Okay, so maybe the story of Josh Tillman isn't necessarily archetypal at this point, but rarely has someone made such a dramatic journey from pounding the skins — as Tillman did with Fleet Foxes — to the front of the stage since the likes of Dave Grohl or Phil Collins. And "dramatic" it is, as a huge part of Misty's appeal — aside from textured tunes that blend psychedelia, folk, and rock — is the singer's theatrical presence, with a persona that simultaneously channels a jaded (but successful) stand-up comic and a sexed-up pole dancer.
His recently released sophomore album, I Love You, Honeybear, makes it clear that things are different now: since the release of his Father John Misty debut, Fear Fun, in 2012, Tillman has fallen in love and married, and this change in lifestyle has informed both his sound and live performances. Now sober, there's a new sense of focus in Tillman's presence. He still gyrates around the stage, jumps on the drum kit and lobs hilarious retorts at the crowd every time someone shouts at him between songs, but he does so now with a newfound sense of purpose.

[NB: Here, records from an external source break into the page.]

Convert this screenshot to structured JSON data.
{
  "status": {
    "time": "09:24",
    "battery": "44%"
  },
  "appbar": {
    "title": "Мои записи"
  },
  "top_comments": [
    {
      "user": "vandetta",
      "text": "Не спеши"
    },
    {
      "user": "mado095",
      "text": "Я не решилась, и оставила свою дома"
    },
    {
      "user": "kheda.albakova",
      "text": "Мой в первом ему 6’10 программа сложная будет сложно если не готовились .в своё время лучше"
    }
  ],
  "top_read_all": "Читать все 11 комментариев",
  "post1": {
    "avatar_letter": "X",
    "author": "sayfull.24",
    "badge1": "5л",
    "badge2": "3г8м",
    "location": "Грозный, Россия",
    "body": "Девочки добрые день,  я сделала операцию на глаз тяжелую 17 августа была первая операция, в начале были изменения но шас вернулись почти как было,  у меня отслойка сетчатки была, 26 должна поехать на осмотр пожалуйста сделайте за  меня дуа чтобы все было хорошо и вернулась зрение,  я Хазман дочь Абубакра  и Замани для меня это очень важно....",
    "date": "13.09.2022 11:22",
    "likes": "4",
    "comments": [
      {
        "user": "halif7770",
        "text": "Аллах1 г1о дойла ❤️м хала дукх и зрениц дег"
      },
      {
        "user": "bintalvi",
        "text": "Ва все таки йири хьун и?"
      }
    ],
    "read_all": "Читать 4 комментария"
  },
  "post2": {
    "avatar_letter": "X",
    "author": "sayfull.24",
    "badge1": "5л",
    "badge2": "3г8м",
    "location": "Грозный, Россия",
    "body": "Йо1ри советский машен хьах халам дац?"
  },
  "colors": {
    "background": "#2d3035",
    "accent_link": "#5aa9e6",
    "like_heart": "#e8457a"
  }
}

Tillman's got a powerful set of pipes and he wasn't afraid to use them, putting his all into every single moment, whether singing passionately on the as-sexy-as-it-sounds "When You're Smiling and Astride Me" or shouting about being "The Ideal Husband." Even older cuts like alt-country drug trip "I'm Writing a Novel" and the contemplative, bursting "Only Son of a Ladies' Man" were delivered with aplomb. But, despite Tillman's skill, he was by no means the only star of the night. His backing sextet is a crack team of musicians, able to both recreate the lush, orchestral rock arrangements of Honeybear without a hitch and seamlessly transition into the folksy Americana and alt-country of Fear Fun, all while keeping up with the singer's exuberant spirit. Of note was the drummer, a key player at the back of the stage whose fills were executed perfectly, and who added the perfect amount of rhythmic backbone that was still appreciated despite the expansive front-end instrumentation.
Through the musical and performative excellence, there was still the feeling — as is normal for Misty — that the show was always a second away from exploding at the seams: several times per song, a guitar tech would frantically run onstage to fix the various patch cords that would inevitably get tangled thanks to Tillman's theatrics. But, in typical Misty showman fashion, Tillman completely turned it around by making light of the appearances, transforming the tech — Mike — into a crowd sensation, whose later appearances almost threatened to upstage Tillman himself. Tillman's mastery over the crowd was never more apparent than in those moments, when he managed to diffuse something that threatened the illusion of performance by shining a spotlight on it; this subversion of norms is what endeared him to the public in the first place.
The main set ended with "Holy Shit," in which a Tillman rattles off contemporary phenomena a la "We Didn't Start the Fire," but with an underlying sense of existential crisis, with only his acoustic guitar and a jaunty keyboard for additional accompaniment. The performance was enrapturing enough, until the song transformed for the modulated third verse as the band came in and Tillman hopped into the crowd. A three-song encore included a tribute to local legend Leonard Cohen in the form of cover "I'm Your Man," and finished off with ode to love "Every Man Needs a Companion."
Despite the drastic changes in his life over the last few years, Tillman is still a charmer who knows himself incredibly well, and he — and his standout band — kept their hot streak going despite the chilly weather.